3. If you suspect an obvious, serious scam–many of which these days read like a legal thriller–don’t hesitate, looking for a cause dujour. Contact the FBI or your State Attorney General’s office. Do it with cat-quick speed. Famed French World War II hero and President, Charles DeGaulle, had a very forgettable message to leave from his death bed. His last words were, “It hurts.” This is the same near-death way you’d feel if, no matter what you’d accomplished in life, a con man cleaned you of your identity.
4. Never reship any product on behalf of a stranger in a foreign country.. If you don’t know the contents, which could be stolen goods, you might be unwittingly participating in a crime. You don’t want to become a self-indulgent, navel-gazing victim.
5. Never respond to email or phone calls asking you to verify anything. These requests are most often placed by the con man under the guise of being a bank, credit card company, retail store, government agency official–any manner of subterfuge.

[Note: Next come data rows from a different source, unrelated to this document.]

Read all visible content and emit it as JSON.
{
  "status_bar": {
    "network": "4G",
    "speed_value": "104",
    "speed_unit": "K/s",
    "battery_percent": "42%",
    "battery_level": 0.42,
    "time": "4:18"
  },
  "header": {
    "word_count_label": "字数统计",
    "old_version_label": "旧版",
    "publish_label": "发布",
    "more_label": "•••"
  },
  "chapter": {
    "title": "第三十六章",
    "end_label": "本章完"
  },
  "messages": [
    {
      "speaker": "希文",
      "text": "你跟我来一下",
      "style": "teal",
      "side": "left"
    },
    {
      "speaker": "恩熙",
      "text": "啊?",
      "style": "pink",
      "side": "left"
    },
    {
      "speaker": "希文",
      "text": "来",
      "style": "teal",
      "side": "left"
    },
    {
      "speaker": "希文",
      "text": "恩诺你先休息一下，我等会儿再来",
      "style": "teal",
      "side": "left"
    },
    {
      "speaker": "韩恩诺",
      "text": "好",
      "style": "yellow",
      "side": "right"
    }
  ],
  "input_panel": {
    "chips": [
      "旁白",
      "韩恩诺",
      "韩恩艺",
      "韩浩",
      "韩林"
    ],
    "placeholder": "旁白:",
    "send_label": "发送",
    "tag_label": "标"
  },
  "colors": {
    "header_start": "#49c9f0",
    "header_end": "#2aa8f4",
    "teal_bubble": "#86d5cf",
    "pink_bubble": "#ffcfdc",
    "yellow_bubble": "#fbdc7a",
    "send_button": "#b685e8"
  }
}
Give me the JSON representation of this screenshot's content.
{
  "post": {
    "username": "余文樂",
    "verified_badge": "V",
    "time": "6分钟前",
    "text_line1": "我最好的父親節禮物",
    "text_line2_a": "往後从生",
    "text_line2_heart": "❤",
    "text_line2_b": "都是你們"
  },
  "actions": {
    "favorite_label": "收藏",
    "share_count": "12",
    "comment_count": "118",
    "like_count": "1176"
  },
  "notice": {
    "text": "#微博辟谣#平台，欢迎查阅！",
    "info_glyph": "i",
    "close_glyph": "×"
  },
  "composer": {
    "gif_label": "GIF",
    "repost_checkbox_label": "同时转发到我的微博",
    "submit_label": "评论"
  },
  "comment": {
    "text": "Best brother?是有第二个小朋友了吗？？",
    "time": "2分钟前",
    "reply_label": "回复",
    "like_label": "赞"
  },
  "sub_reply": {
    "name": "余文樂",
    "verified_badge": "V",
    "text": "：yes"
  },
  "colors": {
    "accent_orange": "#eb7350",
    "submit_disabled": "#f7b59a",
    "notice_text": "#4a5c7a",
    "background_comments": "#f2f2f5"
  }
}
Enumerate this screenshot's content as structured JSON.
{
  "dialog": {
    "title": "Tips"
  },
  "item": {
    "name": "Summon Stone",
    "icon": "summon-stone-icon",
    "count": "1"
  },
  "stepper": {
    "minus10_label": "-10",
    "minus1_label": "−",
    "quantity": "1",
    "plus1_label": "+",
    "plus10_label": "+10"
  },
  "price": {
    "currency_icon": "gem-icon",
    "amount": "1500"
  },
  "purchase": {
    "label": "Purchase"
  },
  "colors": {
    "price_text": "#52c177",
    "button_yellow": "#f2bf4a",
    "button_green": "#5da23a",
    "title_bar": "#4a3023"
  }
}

It’s always best to check out the “source” represented, independently of any reference numbers or call-back data provided by the inquirer. You don’t have to be a peripheral visionary to see these scams coming. They’re frontal. They’re clear. Act accordingly.
6. Ignore all “free credit report” offers you receive, either by phone or over the internet. Big majority of these are scams.
Your cooperation would be like singing along at the opera.
7. “Free” gift offers should be avoided. Unless they are entirely free. If asked to “pay only shipping and handling charges,” look out. This is a big red light.
8. Pyramid schemes and email chain letters. The answer to this should be obvious. Ignore, ignore, ignore. Never respond to these. The con man’s eerie vulgarity, his frothing-at-the-mouth greed, rears its ugly head pronouncedly on this one.
9. Never enter your social security number on a resume, one you are asked to send via email by anyone with whom you are not totally familiar. Some scam-fighters will say, simply enter 000-00-0000, but pause should be exercised before even doing this. If you wish to save yourself from becoming a drooling head-banger, by all means do not let your social security number fall into the hands of a con man.
10. Gift or order confirmations. These, from any vendor you have not contacted. Usually they are “phishing” expeditions, designed only to reel in personal information from you.
These are some of the cautionary high points. Be totally aware that the identity theft threat is now of epidemic proportions. and, sadly, it appears that–like all epidemics–the time-honored “Law of Averages” is about the only governor to dictate the length of time before it gets to you. When it finally hits, the jolt will be like unwittingly sticking your hand into a sealed box of scorpions.